Stroke Program Medical Director
Benjamin Bruinsma, MD, is director of the Mary Free Bed Stroke Program and has been a staff member with us since 1989. He also specializes in orthopedic and amputee conditions. Dr. Bruinsma serves as a fellow for both the American Academy of Physical Medicine and Rehabilitation and the American Association of Electrodiagnostic Medicine.
Your stroke nursing team includes:
• Nurse manager
• Registered nurses
• Nurse technicians
These professionals’ areas of focus include:
• Working with you and your family on health and medication education
• Pain management to help keep you as comfortable as possible
• Other matters crucial to your health and well-being
Your occupational therapist (OT) will help to increase your level of functional independence by teaching you new ways to accomplish self-care activities like getting dressed and brushing your teeth, home management skills such as cooking, and how to perform daily activities with the least amount of energy. Your therapist will work closely with you as you relearn to use the affected side of your body and in evaluating your vision and perception.
A physical therapist (PT) in the Stroke Program will evaluate your mobility skills and provide training for daily life activities. Your therapist may teach you how to safely use a wheelchair or work with you on learning to walk and manage stairs. You and your therapist will work together to relearn how to use the side of your body affected by the stroke. Family members are encouraged to attend and participate in your therapy sessions so they can learn how to help you be as independent as possible.
A rehabilitation psychologist has expertise in evaluating right and left brain damage that may affect how you think and perceive things after a stroke. While much of the focus will be on physical and cognitive rehabilitation, we’re also concerned about your emotional well-being after a stroke. A psychologist can help you and your family through the adjustment issues that you’re likely to face. Depression is a common occurrence after stroke. Our psychologist can help you come to grips with the effects of your stroke and will determine your need for medication.
Because a stroke may affect how you participate in certain leisure and social activities, we have recreational therapists to help you adapt and, if necessary, find new ways to enjoy your leisure time. This may include clinics for seasonal golf or kayaking, or other adaptive sports. Your recreational therapist also may take you on outings into the community, where you can practice and hone the skills you learn in therapy.
A dietitian will evaluate your nutritional needs and help you understand the importance of healthy eating. Nutrition education focused on your specific needs also is available. Members of the Nutrition Service staff are available to help you select menu items for your diet.
Each of the rehabilitation doctors at Mary Free Bed is board-certified in the field of physical medicine and rehabilitation. While all of them have extensive residency or fellowship training treating patients with a wide variety of rehabilitation needs, each has at least one special interest area.
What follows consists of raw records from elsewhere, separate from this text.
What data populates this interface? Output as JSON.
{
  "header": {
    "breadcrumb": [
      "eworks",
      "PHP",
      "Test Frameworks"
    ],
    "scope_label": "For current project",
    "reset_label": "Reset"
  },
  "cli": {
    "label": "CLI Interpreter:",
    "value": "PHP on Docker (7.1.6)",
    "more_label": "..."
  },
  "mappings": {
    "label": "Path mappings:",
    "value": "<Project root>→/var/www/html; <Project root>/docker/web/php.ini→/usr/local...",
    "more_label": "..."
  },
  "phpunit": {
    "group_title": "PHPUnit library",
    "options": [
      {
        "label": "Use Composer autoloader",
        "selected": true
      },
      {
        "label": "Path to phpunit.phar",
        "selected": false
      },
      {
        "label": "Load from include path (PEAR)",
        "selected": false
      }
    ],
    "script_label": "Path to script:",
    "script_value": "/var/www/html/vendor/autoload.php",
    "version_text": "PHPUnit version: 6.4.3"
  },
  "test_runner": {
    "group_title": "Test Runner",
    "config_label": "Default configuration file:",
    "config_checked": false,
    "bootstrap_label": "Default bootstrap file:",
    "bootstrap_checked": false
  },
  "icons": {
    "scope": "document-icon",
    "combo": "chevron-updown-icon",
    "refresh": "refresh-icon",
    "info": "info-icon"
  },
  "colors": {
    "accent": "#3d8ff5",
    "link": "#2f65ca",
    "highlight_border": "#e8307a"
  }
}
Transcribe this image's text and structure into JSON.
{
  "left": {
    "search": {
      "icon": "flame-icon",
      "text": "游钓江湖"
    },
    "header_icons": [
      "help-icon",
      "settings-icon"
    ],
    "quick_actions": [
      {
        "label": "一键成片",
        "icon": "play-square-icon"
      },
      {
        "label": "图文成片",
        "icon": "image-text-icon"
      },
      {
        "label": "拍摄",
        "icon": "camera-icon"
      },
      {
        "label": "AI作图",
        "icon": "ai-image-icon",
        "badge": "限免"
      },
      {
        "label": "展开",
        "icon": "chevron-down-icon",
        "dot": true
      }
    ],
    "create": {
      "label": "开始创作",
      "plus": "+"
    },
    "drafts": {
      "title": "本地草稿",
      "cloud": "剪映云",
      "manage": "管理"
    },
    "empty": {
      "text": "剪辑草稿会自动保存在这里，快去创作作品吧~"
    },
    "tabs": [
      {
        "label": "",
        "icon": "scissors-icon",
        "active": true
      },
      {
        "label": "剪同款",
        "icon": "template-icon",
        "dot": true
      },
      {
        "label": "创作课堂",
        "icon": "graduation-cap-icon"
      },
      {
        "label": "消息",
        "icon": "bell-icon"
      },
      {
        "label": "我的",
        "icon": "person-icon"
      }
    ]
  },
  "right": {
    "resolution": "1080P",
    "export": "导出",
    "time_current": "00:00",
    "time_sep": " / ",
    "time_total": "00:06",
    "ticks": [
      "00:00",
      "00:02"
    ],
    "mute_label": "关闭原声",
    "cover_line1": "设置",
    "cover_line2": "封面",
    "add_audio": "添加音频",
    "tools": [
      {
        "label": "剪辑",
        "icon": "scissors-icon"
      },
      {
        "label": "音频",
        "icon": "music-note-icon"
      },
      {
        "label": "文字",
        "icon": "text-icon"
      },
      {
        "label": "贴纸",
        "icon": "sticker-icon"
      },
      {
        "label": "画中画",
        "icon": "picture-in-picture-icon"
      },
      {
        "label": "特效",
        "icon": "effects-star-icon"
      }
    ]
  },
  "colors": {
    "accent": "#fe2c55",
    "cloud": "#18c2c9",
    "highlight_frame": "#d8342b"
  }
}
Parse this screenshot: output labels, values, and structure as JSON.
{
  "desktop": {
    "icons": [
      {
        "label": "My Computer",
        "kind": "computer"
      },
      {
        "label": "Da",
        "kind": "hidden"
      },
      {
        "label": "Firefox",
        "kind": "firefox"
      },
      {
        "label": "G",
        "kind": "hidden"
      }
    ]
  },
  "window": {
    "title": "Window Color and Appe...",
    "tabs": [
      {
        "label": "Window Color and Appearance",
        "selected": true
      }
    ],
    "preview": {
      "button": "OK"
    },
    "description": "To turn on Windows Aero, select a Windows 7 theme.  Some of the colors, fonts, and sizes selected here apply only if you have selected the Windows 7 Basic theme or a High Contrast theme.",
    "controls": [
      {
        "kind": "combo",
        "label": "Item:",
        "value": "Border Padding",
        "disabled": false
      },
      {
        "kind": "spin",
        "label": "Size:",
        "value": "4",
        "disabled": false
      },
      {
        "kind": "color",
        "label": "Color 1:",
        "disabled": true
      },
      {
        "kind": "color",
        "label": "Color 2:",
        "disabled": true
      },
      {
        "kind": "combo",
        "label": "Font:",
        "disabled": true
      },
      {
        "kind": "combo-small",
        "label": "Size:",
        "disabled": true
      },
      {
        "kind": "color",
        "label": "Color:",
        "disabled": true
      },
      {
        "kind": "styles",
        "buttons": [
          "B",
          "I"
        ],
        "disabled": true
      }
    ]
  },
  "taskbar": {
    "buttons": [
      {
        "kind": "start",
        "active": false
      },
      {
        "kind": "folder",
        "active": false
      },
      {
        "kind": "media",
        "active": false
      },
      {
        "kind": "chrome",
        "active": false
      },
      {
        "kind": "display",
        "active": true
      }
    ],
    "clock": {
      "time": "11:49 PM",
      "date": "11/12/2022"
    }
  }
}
Your physician is selected based on his or her level of expertise with your injuries or illness as well as other medical conditions you may have. Some of our physicians who treat survivors of stroke include:
Daniel Fechtner, MD, specializes in treating patients with Parkinson’s, multiple sclerosis and other neurological conditions. He joined Mary Free Bed in 2013, coming from the Montefiore Medical Center in Bronx, New York.
Sam Ho, MD, is board-certified in physical medicine and rehabilitation and has been the medical director of our Spinal Cord Injury Program since 1983. Dr. Ho is an adjunct clinical professor with Michigan State University’s medical school and is a member of the medical staff at all of the acute care hospitals in Grand Rapids, and served as a former chief of staff at Mary Free Bed.
W. Christian VandenBerg, MD, specializes in treating patients with neurological impairments, including stroke, spinal cord injury, brain injury and multiple sclerosis. He is medical director of oncology rehabilitation at Mary Free Bed and a clinical assistant professor for Michigan State University.
With the goal of improving your communication skills, speech therapy may include cognition, memory, language and speech proficiency, problem solving, voice and fluency. Your speech therapist also will evaluate any difficulties you might have with swallowing and adjust your diet as needed.
Your care manager is the liaison between your family and your treatment team and will assist you and your family with:
• Coping issues
• Identifying and understanding financial resources
• Coordinating family education visits
• Planning for your graduation from the inpatient Stroke Program